High value foods targeted in first National Science Challenge
The government's pro-science agenda will get an election year push with the announcement of up to 10 major funding deals in areas of importance to the New Zealand economy and society in coming months.
Science and Innovation Minister Steven Joyce announced the award of funding contracts to three universities and two Crown Research Institutes for an initial five years' funding worth $30.6 million to investigate and validate the nutritional and health benefits of new, high value foods.
Among areas the High Value Nutrition Challenge will examine are the development of foods that improve suppleness, flexibility and recovery from industry and whether foods can be developed that lift levels of immunity and increase allergy tolerance.
"Food and beverages are important contributors to the growth of New Zealand exports. This challenge will focus on how New Zealand can add value through science to our primary produce," said Joyce in a statement.
The challenge is led by researchers from the University of Auckland, the University of Otago, Massey University, AgResearch, and Plant and Food Research and will become eligible for a further $53.2 million over five years after a review at the initial five year review point.
"Along with relevant Crown research institute core funding of $97 million over ten years, total funding for the High-Value Nutrition Challenge is up to $180.8 million over 10 years," Joyce said.

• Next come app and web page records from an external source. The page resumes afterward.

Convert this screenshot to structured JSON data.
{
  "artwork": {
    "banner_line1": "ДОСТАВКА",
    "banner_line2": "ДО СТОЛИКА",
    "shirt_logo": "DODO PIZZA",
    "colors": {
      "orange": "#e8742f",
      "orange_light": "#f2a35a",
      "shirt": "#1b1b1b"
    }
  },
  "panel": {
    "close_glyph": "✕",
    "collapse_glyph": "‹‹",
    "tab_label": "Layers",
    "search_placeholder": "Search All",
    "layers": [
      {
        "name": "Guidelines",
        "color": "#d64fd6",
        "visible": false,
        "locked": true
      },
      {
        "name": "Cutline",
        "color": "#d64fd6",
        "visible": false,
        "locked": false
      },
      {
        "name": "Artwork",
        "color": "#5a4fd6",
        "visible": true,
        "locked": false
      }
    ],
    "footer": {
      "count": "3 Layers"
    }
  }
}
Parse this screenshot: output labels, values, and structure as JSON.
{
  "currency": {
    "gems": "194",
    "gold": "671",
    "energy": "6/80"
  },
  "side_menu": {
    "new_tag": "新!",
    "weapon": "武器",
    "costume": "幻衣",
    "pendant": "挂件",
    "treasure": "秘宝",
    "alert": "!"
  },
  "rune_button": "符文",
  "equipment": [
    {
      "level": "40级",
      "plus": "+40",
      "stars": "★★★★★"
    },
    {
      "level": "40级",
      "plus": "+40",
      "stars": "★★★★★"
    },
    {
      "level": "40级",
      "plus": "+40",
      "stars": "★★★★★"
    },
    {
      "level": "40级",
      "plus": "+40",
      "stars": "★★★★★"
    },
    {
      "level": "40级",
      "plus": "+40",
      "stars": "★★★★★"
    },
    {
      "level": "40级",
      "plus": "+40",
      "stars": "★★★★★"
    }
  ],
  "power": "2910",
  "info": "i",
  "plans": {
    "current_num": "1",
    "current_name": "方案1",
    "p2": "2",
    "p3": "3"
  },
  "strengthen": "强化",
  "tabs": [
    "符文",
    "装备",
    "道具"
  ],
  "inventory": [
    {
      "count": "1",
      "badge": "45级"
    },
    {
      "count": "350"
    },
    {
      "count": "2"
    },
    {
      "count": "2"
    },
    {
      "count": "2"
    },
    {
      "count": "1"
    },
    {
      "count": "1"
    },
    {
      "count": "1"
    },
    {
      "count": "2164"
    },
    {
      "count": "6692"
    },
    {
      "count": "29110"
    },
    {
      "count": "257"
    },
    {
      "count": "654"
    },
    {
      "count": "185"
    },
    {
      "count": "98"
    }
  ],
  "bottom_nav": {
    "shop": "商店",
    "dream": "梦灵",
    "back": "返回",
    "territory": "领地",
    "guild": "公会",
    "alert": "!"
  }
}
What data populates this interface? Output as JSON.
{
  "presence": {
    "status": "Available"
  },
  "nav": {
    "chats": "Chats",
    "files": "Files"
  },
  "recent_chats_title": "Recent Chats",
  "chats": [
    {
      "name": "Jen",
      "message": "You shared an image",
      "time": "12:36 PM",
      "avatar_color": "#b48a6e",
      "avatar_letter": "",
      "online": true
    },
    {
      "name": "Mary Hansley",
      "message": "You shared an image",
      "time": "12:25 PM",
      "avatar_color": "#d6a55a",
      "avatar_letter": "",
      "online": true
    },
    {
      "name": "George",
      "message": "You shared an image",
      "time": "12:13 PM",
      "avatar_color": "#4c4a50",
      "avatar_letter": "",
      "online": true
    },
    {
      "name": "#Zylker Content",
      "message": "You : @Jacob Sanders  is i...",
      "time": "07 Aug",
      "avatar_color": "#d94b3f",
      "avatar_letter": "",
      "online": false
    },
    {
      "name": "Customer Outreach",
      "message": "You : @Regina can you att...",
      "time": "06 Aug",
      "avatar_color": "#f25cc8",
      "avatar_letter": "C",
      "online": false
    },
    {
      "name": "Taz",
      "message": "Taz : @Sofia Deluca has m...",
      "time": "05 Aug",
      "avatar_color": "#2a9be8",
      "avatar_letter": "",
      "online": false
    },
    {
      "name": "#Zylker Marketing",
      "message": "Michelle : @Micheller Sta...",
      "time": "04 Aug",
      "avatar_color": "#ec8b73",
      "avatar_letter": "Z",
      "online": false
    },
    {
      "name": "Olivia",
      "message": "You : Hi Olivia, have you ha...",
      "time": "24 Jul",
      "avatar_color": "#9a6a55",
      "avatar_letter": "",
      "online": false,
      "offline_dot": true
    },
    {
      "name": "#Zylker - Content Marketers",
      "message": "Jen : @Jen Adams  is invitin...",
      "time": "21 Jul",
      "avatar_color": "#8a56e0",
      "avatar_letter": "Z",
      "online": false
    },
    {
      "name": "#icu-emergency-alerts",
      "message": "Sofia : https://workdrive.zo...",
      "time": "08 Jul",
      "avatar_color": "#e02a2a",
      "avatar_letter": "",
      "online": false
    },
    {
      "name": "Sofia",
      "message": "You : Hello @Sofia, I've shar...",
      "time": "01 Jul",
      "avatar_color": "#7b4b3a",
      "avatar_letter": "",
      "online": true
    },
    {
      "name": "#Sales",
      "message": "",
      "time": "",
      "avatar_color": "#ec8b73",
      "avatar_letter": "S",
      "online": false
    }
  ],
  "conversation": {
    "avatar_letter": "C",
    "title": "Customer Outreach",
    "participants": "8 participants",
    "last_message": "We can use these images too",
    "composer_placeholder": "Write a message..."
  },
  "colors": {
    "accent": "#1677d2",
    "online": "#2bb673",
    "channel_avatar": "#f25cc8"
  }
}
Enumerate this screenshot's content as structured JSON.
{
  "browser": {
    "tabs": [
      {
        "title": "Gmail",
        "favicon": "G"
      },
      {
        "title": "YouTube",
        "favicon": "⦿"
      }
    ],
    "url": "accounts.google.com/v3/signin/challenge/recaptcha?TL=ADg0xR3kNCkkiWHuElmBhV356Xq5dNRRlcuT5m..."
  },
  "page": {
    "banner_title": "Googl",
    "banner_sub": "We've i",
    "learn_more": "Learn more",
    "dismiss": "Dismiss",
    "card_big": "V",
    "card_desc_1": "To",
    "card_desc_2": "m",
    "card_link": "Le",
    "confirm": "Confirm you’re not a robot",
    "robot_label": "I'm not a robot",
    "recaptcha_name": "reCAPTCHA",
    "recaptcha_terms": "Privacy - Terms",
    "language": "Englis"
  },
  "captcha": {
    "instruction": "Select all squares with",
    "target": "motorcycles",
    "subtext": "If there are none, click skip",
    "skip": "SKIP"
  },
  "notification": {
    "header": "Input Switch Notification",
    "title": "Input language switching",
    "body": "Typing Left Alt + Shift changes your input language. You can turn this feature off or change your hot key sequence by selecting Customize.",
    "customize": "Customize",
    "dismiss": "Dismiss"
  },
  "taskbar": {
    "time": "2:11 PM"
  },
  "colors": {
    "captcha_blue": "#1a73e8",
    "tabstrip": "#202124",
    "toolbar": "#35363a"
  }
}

Announcements on the Deep South and Resilience to Nature's Challenges projects are advancing and proposals for the remaining seven challenges are due this month, with funding announcements set to be made through the year.